It is a human need to know the end result of our efforts. We want to know how the decision was reached, what the decision was, and how what happened might affect our lives. We want to know so badly that we will often make up details or imagine outcomes just to satisfy our curiosity. This is particularly true for our employees. Providing another person with closure is helpful and courteous, but more importantly it engenders trust.
Several years ago we worked with a director who was responsible for 1800 employees. We met with many of the key employees months before in several leadership workshops we had facilitated. In each workshop, we asked them to tell us what concerns they had about the organization. Each session produced a long list. We summarized all of these lists which had several hundred items from the various off-site meetings and presented it to the director. The Director agreed to address each issue on the list.
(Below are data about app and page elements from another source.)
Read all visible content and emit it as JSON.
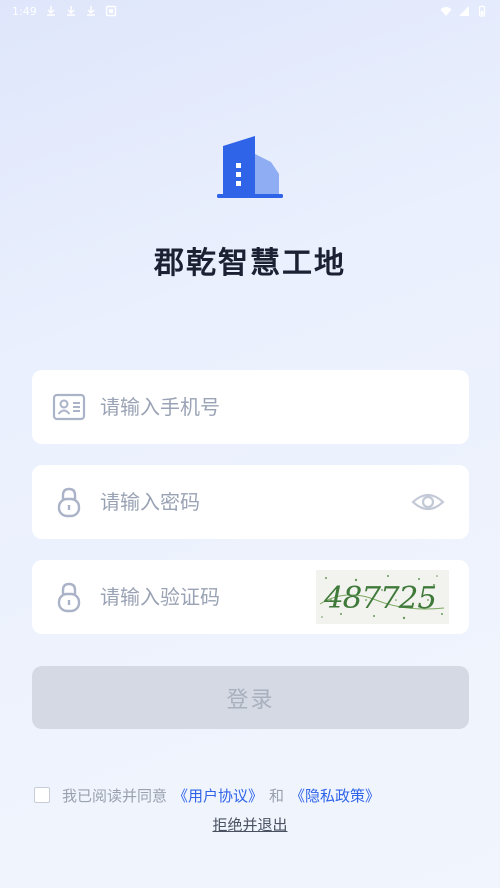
{
  "status_bar": {
    "time": "1:49"
  },
  "app": {
    "title": "郡乾智慧工地",
    "brand_color": "#2f64e8"
  },
  "form": {
    "phone_placeholder": "请输入手机号",
    "password_placeholder": "请输入密码",
    "captcha_placeholder": "请输入验证码",
    "captcha_text": "487725",
    "login_label": "登录"
  },
  "agreement": {
    "prefix": "我已阅读并同意",
    "user_agreement": "《用户协议》",
    "and": "和",
    "privacy_policy": "《隐私政策》",
    "exit_label": "拒绝并退出"
  }
}
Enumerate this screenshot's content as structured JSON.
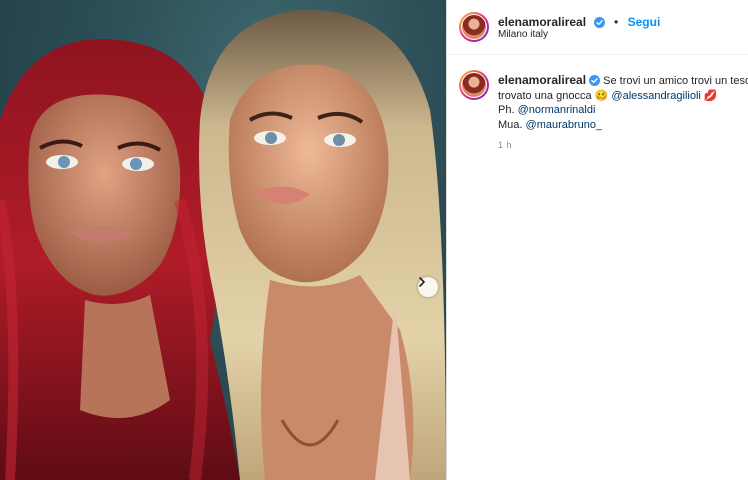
{
  "post": {
    "username": "elenamoralireal",
    "follow_label": "Segui",
    "separator": "•",
    "location": "Milano italy"
  },
  "caption": {
    "username": "elenamoralireal",
    "line1_text": "Se trovi un amico trovi un tesoro",
    "line2_text": "trovato una gnocca",
    "line2_emoji": "🥴",
    "line2_mention": "@alessandragilioli",
    "line2_emoji2": "💋",
    "line3_prefix": "Ph.",
    "line3_mention": "@normanrinaldi",
    "line4_prefix": "Mua.",
    "line4_mention": "@maurabruno_"
  },
  "timestamp": "1 h",
  "icons": {
    "verified": "verified-badge-icon",
    "next": "chevron-right-icon"
  },
  "colors": {
    "accent": "#0095f6",
    "verified": "#3897f0",
    "mention": "#00376b",
    "muted": "#8e8e8e"
  }
}
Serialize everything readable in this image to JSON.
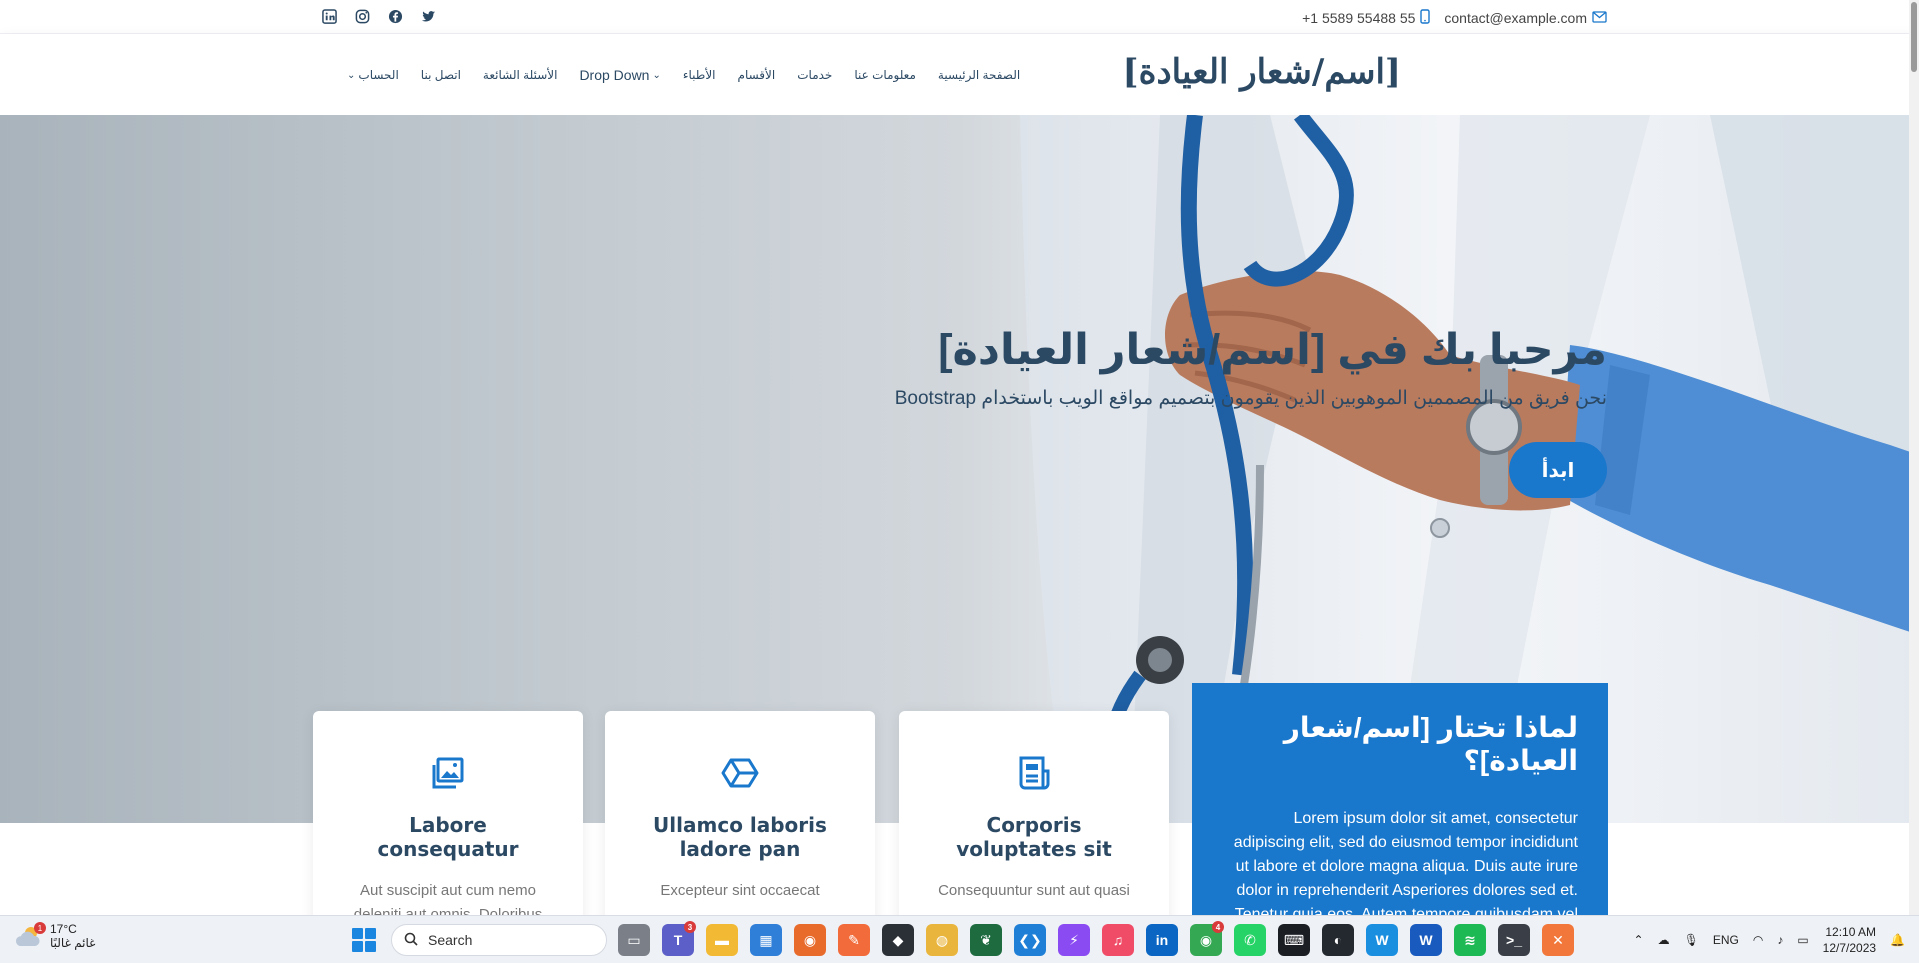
{
  "topbar": {
    "email": "contact@example.com",
    "phone": "+1 5589 55488 55",
    "social": [
      "linkedin-icon",
      "instagram-icon",
      "facebook-icon",
      "twitter-icon"
    ]
  },
  "header": {
    "logo": "[اسم/شعار العيادة]",
    "nav": [
      {
        "label": "الصفحة الرئيسية"
      },
      {
        "label": "معلومات عنا"
      },
      {
        "label": "خدمات"
      },
      {
        "label": "الأقسام"
      },
      {
        "label": "الأطباء"
      },
      {
        "label": "Drop Down",
        "dropdown": true
      },
      {
        "label": "الأسئلة الشائعة"
      },
      {
        "label": "اتصل بنا"
      },
      {
        "label": "الحساب",
        "dropdown": true
      }
    ]
  },
  "hero": {
    "title": "مرحبا بك في [اسم/شعار العيادة]",
    "subtitle": "نحن فريق من المصممين الموهوبين الذين يقومون بتصميم مواقع الويب باستخدام Bootstrap",
    "button": "ابدأ"
  },
  "why": {
    "title": "لماذا تختار [اسم/شعار العيادة]؟",
    "text": "Lorem ipsum dolor sit amet, consectetur adipiscing elit, sed do eiusmod tempor incididunt ut labore et dolore magna aliqua. Duis aute irure dolor in reprehenderit Asperiores dolores sed et. Tenetur quia eos. Autem tempore quibusdam vel necessitatibus"
  },
  "cards": [
    {
      "icon": "images-icon",
      "title": "Labore consequatur",
      "text": "Aut suscipit aut cum nemo deleniti aut omnis. Doloribus"
    },
    {
      "icon": "cube-icon",
      "title": "Ullamco laboris ladore pan",
      "text": "Excepteur sint occaecat"
    },
    {
      "icon": "receipt-icon",
      "title": "Corporis voluptates sit",
      "text": "Consequuntur sunt aut quasi"
    }
  ],
  "taskbar": {
    "weather_temp": "17°C",
    "weather_desc": "غائم غالبًا",
    "weather_badge": "1",
    "search": "Search",
    "lang": "ENG",
    "time": "12:10 AM",
    "date": "12/7/2023",
    "apps": [
      {
        "name": "task-view-icon",
        "color": "#7a7f88",
        "glyph": "▭"
      },
      {
        "name": "teams-icon",
        "color": "#5b5fc7",
        "glyph": "T",
        "badge": "3"
      },
      {
        "name": "file-explorer-icon",
        "color": "#f2b935",
        "glyph": "▬"
      },
      {
        "name": "store-icon",
        "color": "#2f7ed8",
        "glyph": "▦"
      },
      {
        "name": "firefox-icon",
        "color": "#e86b2c",
        "glyph": "◉"
      },
      {
        "name": "postman-icon",
        "color": "#f26b3a",
        "glyph": "✎"
      },
      {
        "name": "git-icon",
        "color": "#2b2f36",
        "glyph": "◆"
      },
      {
        "name": "chrome-canary-icon",
        "color": "#e9b53c",
        "glyph": "◍"
      },
      {
        "name": "mongodb-icon",
        "color": "#1e6b40",
        "glyph": "❦"
      },
      {
        "name": "vscode-icon",
        "color": "#1f7fd6",
        "glyph": "❮❯"
      },
      {
        "name": "messenger-icon",
        "color": "#8a4cf2",
        "glyph": "⚡"
      },
      {
        "name": "itunes-icon",
        "color": "#f04c67",
        "glyph": "♫"
      },
      {
        "name": "linkedin-app-icon",
        "color": "#0a66c2",
        "glyph": "in"
      },
      {
        "name": "chrome-icon",
        "color": "#34a853",
        "glyph": "◉",
        "badge": "4"
      },
      {
        "name": "whatsapp-icon",
        "color": "#25d366",
        "glyph": "✆"
      },
      {
        "name": "terminal-icon",
        "color": "#1b1e23",
        "glyph": "⌨"
      },
      {
        "name": "github-icon",
        "color": "#24292f",
        "glyph": "◐"
      },
      {
        "name": "webstorm-icon",
        "color": "#1a8fe0",
        "glyph": "W"
      },
      {
        "name": "word-icon",
        "color": "#185abd",
        "glyph": "W"
      },
      {
        "name": "spotify-icon",
        "color": "#1db954",
        "glyph": "≋"
      },
      {
        "name": "console-icon",
        "color": "#3a3f47",
        "glyph": ">_"
      },
      {
        "name": "xampp-icon",
        "color": "#f2773a",
        "glyph": "✕"
      }
    ]
  }
}
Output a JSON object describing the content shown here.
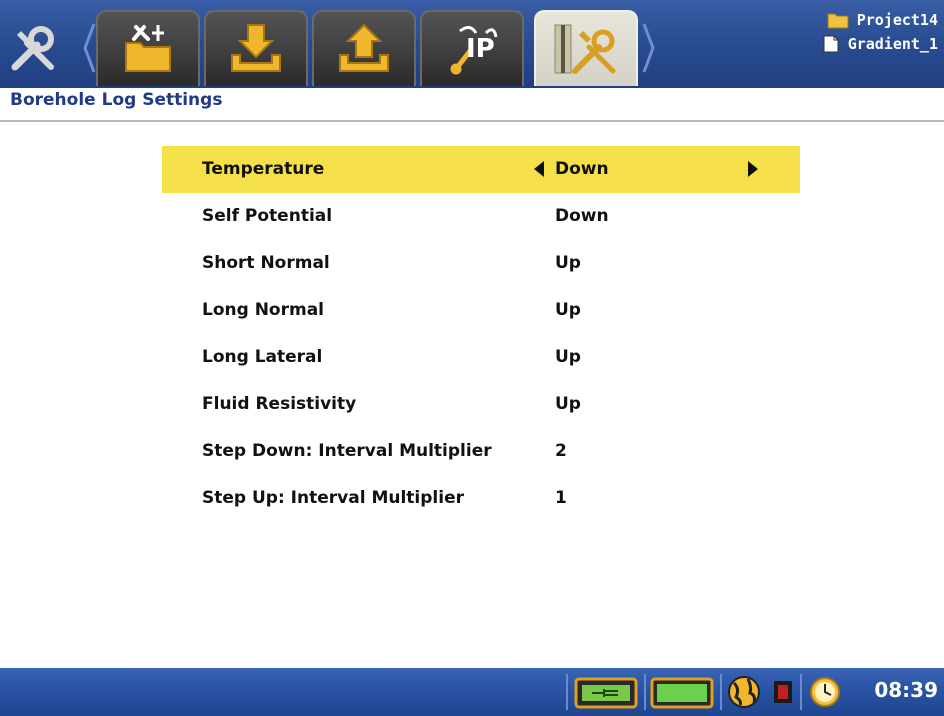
{
  "toolbar": {
    "tools_icon": "wrench-screwdriver-icon",
    "tabs": [
      {
        "icon": "project-folder-icon"
      },
      {
        "icon": "download-icon"
      },
      {
        "icon": "upload-icon"
      },
      {
        "icon": "ip-settings-icon"
      },
      {
        "icon": "borehole-settings-icon",
        "active": true
      }
    ]
  },
  "project": {
    "name": "Project14",
    "file": "Gradient_1"
  },
  "header": {
    "title": "Borehole Log Settings"
  },
  "settings": [
    {
      "label": "Temperature",
      "value": "Down",
      "selected": true
    },
    {
      "label": "Self Potential",
      "value": "Down"
    },
    {
      "label": "Short Normal",
      "value": "Up"
    },
    {
      "label": "Long Normal",
      "value": "Up"
    },
    {
      "label": "Long Lateral",
      "value": "Up"
    },
    {
      "label": "Fluid Resistivity",
      "value": "Up"
    },
    {
      "label": "Step Down: Interval Multiplier",
      "value": "2"
    },
    {
      "label": "Step Up: Interval Multiplier",
      "value": "1"
    }
  ],
  "statusbar": {
    "power_icon": "external-power-icon",
    "battery_icon": "battery-icon",
    "gps_icon": "globe-icon",
    "record_icon": "record-indicator-icon",
    "clock_icon": "clock-icon",
    "time": "08:39"
  },
  "colors": {
    "toolbar_blue": "#2a4d93",
    "selection_yellow": "#f5e04a",
    "title_blue": "#213a86",
    "status_blue": "#2a55a6"
  }
}
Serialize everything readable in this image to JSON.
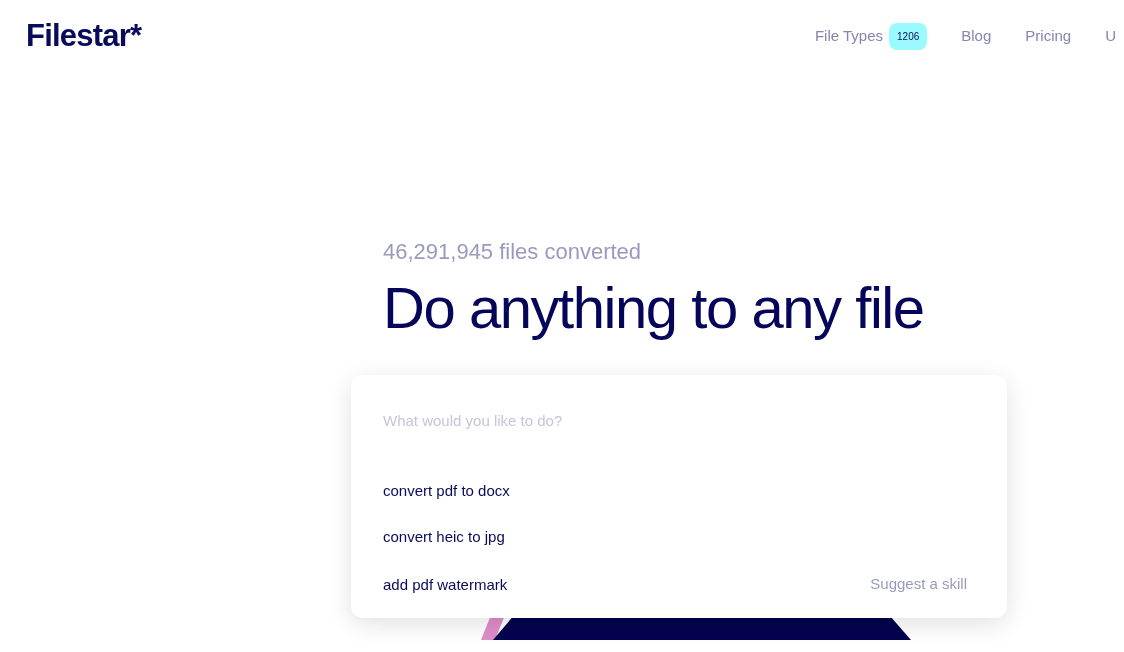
{
  "header": {
    "logo": "Filestar*",
    "nav": [
      {
        "label": "File Types",
        "badge": "1206"
      },
      {
        "label": "Blog"
      },
      {
        "label": "Pricing"
      },
      {
        "label": "U"
      }
    ]
  },
  "hero": {
    "counter": "46,291,945 files converted",
    "title": "Do anything to any file"
  },
  "search": {
    "placeholder": "What would you like to do?",
    "suggestions": [
      "convert pdf to docx",
      "convert heic to jpg",
      "add pdf watermark"
    ],
    "suggest_link": "Suggest a skill"
  }
}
About 3 months later we called the director to follow up on the list of concerns. The director responded, “Thanks for following up, but, I’m kind of embarrassed. I haven’t gotten back to my people on any of the issues on the list.”
Unsurprised, we said, “You know, that’s why we called. We had heard whispers that you hadn’t done anything. Your people are very upset and disturbed that the input sessions we held were just for show. They want to hear back from you. They want closure.”
He said, “Well, then I need some help.”
We pulled out the list of 200 plus items and he started to go through them. “I’ve divided the list into three sections,” he explained. “The first section involves relatively easy fixes—I’ve been able to resolve these items. The next section contains actions I’m still trying to address. I spend chunks of time wrestling with these problems. The last section covers issues that clearly cannot be resolved.”
We were pleasantly surprised but asked, what has stopped you from delivering that quick briefing? You could have done that weeks ago.” What he had said was a fair and honest explanation. In fact, that’s all his people expected.
He smiled and shyly replied, “But, I…wanted to be able to solve all of these.”
There is nothing wrong with sharing intermediate progress, even if it may be small. If you wait until everything on that list was addressed, it would be months or maybe even years before you ever got back to them. Share your 3 sections. You could share the things that you have done, explain why certain action items cannot be completed, and be frank about what you are still working on. Your people will be updated and know that you are genuinely trying to address their inputs. They will have closure and feel a sense of ownership or partnership with you in trying to improve the organization. They may even be able to help you accomplish some of the on-going items.
This is not a unique experience, and you probably have had something like this happen to you. Sometimes we think we must accomplish everything perfectly before giving updates and feedback. We may feel that others will view our partial efforts as unsatisfactory. Yet, letting your people know where you stand on issues they have presented to you can create a strong alliance between boss and direct report, peer to peer, and especially customer to customer. We must not forget to follow up and provide closure with those who have a vested interest in the decision making process.